The pepperoni pizza, made with cup-and-char pepperoni coins from Ezzo Sausage Co. in Columbus, Ohio, makes up around half Pizza Tree’s sales, but the shop is best known for its creative – and creatively named – pies. A few staples will always be on the menu, including classics from the Mojo’s days like the Charredachoke Island, Ranch Hands, bánh mì and truffled crimini. The shop also runs new specials almost every week, although Gilbreth says he tries to keep the pizzas approachable and identifiable. “I don’t want to weird people out too much,” he says.
Instead, pizzas feature combinations that are familiar to diners – just not on pizza. The Corne Asada, for instance, is a take on a Mexican street taco with corn purée, white Cheddar, queso fresco, carne asada, pico de gallo, salsa verde and fresh cilantro. A riff on the traditional Vietnamese sandwich, the popular bánh mì pizza features Sriracha-glazed pork belly from local Patchwork Family Farms, striking housemade purple kimchi, fresh cilantro and a chile aïoli that’s drizzled over the pizza in a mesmerizing spiral.
“Not only do we make crazy and weird pizzas, but they’re also really good,” says daytime manager Justin Nardy, who used to grab slices at Mojo’s before joining the team and helped Gilbreth open the Ninth Street shop. “Our ingredients are top notch. We make many ingredients in house, and use [high-quality] meat, and all of that shows on the final product. When you provide quality service with a unique product that people can't get anywhere else, you get a recipe that works – that’s what keeps people coming back.”
Gilbreth and his team also don’t cut corners when it comes to the execution of their quirky pizzas. The “New York-esque” pizzas bake for around 5½ to 6 minutes in a 590ºF electric deck pizza oven. Starting at around 9am, the team begins cutting vegetables, mixing dough, shredding cheese and making sauce – including housemade ranch dressing – and they do this every day. “It seems so cliché to say, ‘Everything’s really fresh,’” Gilbreth says in a playful voice. “Papa John’s says that; it doesn’t really mean anything.

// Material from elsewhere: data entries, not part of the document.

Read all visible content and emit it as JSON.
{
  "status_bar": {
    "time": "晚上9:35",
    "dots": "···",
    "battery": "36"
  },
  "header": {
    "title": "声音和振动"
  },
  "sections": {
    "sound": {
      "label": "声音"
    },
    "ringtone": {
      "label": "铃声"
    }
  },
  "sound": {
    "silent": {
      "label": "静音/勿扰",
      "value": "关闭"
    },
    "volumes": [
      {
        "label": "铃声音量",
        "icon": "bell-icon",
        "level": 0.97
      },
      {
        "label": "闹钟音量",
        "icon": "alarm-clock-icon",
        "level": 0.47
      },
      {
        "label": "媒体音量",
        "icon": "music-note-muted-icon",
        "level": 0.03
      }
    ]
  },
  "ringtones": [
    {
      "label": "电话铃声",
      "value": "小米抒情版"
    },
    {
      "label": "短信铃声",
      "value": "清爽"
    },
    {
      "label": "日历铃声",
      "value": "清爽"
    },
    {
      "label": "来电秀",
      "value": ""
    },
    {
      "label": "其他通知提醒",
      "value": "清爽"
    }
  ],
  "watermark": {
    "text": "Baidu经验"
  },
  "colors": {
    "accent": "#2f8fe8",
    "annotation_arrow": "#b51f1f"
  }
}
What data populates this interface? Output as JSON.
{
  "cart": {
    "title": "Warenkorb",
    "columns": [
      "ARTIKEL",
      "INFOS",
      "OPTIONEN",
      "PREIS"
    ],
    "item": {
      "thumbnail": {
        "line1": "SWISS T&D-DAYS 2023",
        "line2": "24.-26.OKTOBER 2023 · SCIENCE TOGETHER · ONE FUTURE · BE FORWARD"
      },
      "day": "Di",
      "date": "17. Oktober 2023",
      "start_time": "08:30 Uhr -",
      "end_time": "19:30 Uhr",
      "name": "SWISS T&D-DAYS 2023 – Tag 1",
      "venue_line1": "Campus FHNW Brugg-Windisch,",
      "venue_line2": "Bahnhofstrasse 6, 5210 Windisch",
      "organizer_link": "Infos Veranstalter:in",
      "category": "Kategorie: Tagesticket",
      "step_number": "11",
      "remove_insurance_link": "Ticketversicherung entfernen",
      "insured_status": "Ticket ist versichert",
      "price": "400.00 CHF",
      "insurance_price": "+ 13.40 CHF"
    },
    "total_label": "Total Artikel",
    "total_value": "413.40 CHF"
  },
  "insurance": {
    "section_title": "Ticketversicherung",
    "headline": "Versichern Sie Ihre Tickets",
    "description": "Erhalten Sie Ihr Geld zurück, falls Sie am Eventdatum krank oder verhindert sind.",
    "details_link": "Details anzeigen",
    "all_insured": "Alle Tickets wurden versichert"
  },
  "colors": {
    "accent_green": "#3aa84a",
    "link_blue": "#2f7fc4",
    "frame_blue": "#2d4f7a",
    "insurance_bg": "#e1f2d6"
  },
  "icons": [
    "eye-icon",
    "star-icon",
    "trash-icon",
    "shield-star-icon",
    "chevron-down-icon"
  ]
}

But [our pizza] is fresh.”
Pizzas are available in 12- and 18-inch pies or by the slice (take a look at the light-box menu board to see the day’s slices), and the shop also offers delivery. Gilbreth says the Pizza Tree team can bust out around 250 pizzas a day “when we’re rocking.” That number tends to be lower in January and July; since Columbia is a college town, the business is fairly seasonal. But on Thursday, Friday and Saturday nights during the school year, students flock to Pizza Tree for sustenance after bar hopping downtown. “We’d turn the lights down low, turn the music up pretty loud and a sell a lot of slices,” Gilbreth says. “I mean, we party too, right?” The shop originally opened its doors for late-night service, but ended up installing two walk-up windows out front to better meet the demand of hungry students. Slices, including cheese, pepperoni and one “wild card” option, are available until 2am.
Slices are the backbone of Pizza Tree’s business; the shop is the only one in Columbia to offer pizza-by-the-slice all day, every day. Gilbreth sees it as a way to make his food accessible to everybody. If you want to order one slice of cheese and one slice of the veggie-loaded Wabbit Food, you can. It’s a simple concept, really, but one that students and locals alike have wholeheartedly embraced.

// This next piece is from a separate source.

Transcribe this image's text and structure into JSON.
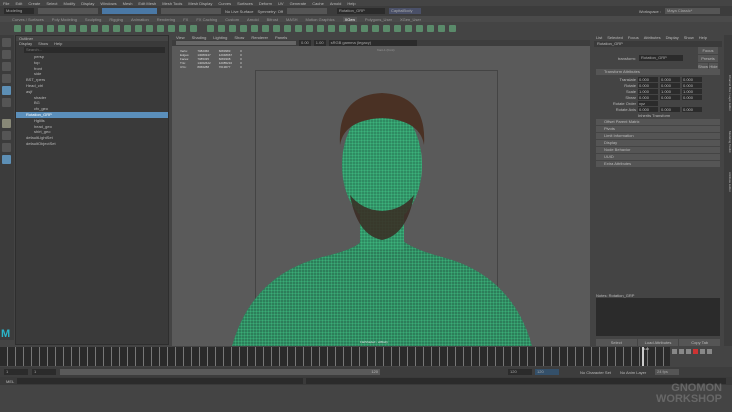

“A lot of it was just the market – there was nobody in town really trying anything too different on top of their pizzas,” Gilbreth says. “People in Columbia want double pineapple and ranch on their pizza, and I’m totally happy to provide that.”
Pizza Tree, 909 Cherry St., Columbia, Missouri, 573.874.9925, pizzatreepizza.com